In recent decades, in Australia as elsewhere, students with disabilities (SWD) have been increasingly introduced to mainstream schools. This reflects both changes in social attitudes towards young people with a disability and changes in the policy environment for disability and education. At the same time, independent schools in Australia have been growing both in number and rate; but, as Prasser (2009a) has indicated, the numbers of SWD in independent schools are not growing at a proportional rate. In Christian independent schools, policy issues with regard to SWD collide with central tenets of the Christian faith and the business models in which these schools operate; and these may generate tensions and problems with regard to educating these students. This study sought to explore the issues surrounding educating SWD in a number of regional independent schools in the state of Queensland, Australia.
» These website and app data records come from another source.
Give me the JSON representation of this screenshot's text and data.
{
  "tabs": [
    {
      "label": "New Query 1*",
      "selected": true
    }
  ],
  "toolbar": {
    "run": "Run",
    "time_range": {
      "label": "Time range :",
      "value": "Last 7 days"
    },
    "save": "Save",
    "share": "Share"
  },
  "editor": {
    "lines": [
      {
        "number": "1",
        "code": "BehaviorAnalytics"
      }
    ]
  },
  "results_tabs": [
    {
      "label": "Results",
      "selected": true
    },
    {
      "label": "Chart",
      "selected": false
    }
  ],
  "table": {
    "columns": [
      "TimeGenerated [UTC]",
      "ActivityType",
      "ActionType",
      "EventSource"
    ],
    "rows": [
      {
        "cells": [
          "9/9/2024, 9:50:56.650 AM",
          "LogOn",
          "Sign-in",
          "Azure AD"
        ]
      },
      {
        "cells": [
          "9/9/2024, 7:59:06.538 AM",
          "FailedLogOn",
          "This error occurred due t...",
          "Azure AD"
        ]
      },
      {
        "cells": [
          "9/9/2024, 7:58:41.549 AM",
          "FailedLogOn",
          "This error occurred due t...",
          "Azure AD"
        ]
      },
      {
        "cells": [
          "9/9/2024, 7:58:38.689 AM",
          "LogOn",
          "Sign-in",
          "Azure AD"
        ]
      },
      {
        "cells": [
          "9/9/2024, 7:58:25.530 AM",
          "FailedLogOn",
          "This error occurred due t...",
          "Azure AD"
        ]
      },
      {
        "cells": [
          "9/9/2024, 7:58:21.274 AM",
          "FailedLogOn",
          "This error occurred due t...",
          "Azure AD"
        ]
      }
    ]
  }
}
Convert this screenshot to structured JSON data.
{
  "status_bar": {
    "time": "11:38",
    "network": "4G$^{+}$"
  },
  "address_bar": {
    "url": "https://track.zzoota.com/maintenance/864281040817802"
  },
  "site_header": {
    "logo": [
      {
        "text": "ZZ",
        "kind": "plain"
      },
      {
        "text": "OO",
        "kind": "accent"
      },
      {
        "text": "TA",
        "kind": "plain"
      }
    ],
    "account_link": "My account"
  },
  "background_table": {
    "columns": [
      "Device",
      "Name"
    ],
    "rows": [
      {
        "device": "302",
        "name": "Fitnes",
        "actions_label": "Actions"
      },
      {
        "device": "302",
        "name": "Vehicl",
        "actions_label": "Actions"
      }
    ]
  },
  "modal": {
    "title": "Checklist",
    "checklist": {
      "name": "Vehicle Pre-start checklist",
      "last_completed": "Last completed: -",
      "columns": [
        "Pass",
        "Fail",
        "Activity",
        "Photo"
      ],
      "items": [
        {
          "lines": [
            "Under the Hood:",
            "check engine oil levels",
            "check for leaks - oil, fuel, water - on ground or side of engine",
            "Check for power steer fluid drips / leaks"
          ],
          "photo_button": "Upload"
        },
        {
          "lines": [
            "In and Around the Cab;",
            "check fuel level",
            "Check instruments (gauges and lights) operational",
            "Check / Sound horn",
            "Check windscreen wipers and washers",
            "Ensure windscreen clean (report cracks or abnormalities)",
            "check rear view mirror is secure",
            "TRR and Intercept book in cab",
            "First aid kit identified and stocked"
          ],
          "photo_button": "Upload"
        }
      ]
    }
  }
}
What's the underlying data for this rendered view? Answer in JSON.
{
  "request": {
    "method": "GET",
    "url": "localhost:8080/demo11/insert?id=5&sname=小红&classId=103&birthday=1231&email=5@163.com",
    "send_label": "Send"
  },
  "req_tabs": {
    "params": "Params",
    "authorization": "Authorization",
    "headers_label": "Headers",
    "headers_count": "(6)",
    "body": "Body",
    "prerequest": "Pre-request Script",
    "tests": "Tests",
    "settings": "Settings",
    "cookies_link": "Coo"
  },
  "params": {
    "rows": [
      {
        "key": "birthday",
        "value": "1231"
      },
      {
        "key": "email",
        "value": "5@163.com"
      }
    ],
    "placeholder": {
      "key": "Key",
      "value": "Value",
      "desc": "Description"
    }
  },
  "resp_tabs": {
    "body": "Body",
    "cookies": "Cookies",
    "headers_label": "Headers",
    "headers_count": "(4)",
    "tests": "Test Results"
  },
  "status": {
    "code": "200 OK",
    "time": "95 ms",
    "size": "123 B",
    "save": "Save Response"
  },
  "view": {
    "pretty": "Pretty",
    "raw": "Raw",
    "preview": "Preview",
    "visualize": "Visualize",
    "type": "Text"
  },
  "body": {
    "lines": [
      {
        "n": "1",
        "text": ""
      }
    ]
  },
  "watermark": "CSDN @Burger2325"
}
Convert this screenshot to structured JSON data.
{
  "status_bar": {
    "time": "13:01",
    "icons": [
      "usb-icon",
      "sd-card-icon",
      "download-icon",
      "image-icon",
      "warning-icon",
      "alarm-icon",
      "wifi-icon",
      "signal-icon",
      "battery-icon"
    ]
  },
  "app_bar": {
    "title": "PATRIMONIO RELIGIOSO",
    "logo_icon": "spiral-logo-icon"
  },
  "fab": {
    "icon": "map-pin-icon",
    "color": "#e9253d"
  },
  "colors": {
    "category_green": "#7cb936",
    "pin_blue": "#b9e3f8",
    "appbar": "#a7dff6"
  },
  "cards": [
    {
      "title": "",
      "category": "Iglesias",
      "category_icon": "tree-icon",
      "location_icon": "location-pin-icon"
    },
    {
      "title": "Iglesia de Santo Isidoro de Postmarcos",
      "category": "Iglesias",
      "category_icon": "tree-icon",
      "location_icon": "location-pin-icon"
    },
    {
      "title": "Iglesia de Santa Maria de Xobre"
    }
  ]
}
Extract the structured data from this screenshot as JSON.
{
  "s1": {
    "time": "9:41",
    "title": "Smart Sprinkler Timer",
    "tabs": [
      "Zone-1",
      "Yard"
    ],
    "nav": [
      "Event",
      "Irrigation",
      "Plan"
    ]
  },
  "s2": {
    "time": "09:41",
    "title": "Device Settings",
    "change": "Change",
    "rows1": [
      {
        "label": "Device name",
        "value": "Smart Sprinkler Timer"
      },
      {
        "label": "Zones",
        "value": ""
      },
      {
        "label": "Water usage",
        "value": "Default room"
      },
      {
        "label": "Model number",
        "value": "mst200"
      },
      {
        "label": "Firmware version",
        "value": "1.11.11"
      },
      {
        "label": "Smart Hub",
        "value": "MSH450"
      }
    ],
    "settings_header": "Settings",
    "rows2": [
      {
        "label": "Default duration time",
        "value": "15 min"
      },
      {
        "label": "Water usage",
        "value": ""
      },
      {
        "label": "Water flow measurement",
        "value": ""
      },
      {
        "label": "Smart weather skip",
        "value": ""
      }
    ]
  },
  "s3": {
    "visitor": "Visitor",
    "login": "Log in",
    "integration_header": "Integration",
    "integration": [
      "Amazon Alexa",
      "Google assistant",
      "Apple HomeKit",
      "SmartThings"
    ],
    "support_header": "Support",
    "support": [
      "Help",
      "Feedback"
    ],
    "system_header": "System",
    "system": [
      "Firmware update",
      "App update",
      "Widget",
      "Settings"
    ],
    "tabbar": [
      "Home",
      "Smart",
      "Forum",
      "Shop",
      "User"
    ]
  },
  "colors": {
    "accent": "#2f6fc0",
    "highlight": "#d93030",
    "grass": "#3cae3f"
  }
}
It sought to uncover uniquely Christian approaches to educating SWD by exploring: (a) the perspectives of Principals of these independent Christian schools, (b) tensions between faith and policy and (c) issues surrounding the mainstreaming of SWD.
Submitted in the fulfilment of the requirements of the degree of Doctor of Philosophy, University of the Sunshine Coast, 2014.